"""

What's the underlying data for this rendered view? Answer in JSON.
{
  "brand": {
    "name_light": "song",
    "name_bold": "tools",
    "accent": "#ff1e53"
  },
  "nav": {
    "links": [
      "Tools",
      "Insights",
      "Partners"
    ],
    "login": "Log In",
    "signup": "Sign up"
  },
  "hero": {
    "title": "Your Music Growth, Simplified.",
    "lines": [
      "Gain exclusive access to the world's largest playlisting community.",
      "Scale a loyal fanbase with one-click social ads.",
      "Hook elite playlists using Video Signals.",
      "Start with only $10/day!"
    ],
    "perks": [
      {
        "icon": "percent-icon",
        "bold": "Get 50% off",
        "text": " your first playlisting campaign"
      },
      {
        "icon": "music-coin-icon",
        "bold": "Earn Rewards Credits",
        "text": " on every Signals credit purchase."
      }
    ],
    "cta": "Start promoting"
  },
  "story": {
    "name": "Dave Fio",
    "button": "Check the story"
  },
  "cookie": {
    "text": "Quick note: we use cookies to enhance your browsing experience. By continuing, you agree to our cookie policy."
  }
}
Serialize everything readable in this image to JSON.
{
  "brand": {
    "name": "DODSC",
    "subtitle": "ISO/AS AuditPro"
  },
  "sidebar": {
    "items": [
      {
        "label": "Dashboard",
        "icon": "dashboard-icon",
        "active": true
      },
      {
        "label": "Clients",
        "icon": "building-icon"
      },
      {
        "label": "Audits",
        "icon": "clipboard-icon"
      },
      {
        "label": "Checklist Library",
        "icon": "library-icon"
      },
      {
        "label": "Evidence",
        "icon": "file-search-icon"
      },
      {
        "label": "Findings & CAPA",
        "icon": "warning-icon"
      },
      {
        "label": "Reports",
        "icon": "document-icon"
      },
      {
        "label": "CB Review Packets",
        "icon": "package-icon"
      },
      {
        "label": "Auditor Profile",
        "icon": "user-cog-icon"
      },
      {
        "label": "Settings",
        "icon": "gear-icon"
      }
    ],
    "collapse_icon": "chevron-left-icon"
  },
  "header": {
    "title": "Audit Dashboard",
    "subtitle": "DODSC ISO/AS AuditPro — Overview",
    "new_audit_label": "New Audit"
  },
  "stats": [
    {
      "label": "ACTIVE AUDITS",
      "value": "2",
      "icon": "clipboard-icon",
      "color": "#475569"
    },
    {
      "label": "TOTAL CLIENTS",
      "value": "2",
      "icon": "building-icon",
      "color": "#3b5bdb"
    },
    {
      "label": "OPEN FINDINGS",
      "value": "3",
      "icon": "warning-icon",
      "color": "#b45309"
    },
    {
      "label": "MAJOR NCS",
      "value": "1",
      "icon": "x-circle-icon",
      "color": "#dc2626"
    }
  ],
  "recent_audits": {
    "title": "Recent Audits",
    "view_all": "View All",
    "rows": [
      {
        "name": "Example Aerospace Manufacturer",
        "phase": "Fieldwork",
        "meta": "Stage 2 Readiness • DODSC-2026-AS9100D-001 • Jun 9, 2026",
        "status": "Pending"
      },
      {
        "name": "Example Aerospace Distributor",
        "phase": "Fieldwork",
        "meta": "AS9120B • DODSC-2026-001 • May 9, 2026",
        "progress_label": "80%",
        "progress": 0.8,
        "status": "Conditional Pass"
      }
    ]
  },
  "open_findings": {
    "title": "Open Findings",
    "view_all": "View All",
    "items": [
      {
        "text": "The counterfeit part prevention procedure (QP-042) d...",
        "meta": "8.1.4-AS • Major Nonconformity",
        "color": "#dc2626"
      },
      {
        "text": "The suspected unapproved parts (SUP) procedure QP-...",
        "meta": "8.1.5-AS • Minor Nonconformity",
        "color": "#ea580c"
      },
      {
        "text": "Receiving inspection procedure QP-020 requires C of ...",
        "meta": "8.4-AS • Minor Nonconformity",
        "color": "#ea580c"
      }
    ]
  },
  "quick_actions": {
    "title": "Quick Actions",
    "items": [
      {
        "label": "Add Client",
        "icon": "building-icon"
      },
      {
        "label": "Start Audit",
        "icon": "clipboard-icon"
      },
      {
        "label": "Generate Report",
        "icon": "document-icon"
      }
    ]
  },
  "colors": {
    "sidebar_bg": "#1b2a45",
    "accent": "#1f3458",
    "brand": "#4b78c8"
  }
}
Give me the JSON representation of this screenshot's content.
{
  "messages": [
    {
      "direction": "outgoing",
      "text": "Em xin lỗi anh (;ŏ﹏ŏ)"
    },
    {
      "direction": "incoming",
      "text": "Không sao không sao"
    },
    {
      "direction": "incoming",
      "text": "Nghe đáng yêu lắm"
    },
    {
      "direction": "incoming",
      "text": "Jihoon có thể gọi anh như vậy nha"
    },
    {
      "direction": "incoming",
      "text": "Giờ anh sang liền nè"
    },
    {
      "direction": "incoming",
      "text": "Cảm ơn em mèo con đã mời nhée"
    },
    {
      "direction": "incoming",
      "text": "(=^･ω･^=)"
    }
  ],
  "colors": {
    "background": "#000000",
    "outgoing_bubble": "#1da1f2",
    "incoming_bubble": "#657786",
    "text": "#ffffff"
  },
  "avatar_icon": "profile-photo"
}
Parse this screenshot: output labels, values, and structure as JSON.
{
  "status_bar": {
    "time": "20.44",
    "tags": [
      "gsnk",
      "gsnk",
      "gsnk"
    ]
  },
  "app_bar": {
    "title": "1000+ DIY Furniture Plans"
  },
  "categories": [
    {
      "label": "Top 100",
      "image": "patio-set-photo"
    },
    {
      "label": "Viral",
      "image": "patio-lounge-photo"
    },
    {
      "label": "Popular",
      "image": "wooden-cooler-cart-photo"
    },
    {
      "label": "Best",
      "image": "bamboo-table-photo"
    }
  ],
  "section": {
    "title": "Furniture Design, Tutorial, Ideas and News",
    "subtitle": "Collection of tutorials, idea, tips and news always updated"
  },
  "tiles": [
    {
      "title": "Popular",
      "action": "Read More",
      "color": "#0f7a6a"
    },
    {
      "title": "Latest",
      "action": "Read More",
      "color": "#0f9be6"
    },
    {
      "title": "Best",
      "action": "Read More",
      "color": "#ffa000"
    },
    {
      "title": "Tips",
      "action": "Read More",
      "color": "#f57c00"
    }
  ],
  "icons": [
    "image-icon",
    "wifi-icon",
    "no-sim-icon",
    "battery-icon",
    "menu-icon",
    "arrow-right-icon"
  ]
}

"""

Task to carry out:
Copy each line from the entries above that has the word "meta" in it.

Response to the exercise:
        "meta": "Stage 2 Readiness • DODSC-2026-AS9100D-001 • Jun 9, 2026",
        "meta": "AS9120B • DODSC-2026-001 • May 9, 2026",
        "meta": "8.1.4-AS • Major Nonconformity",
        "meta": "8.1.5-AS • Minor Nonconformity",
        "meta": "8.4-AS • Minor Nonconformity",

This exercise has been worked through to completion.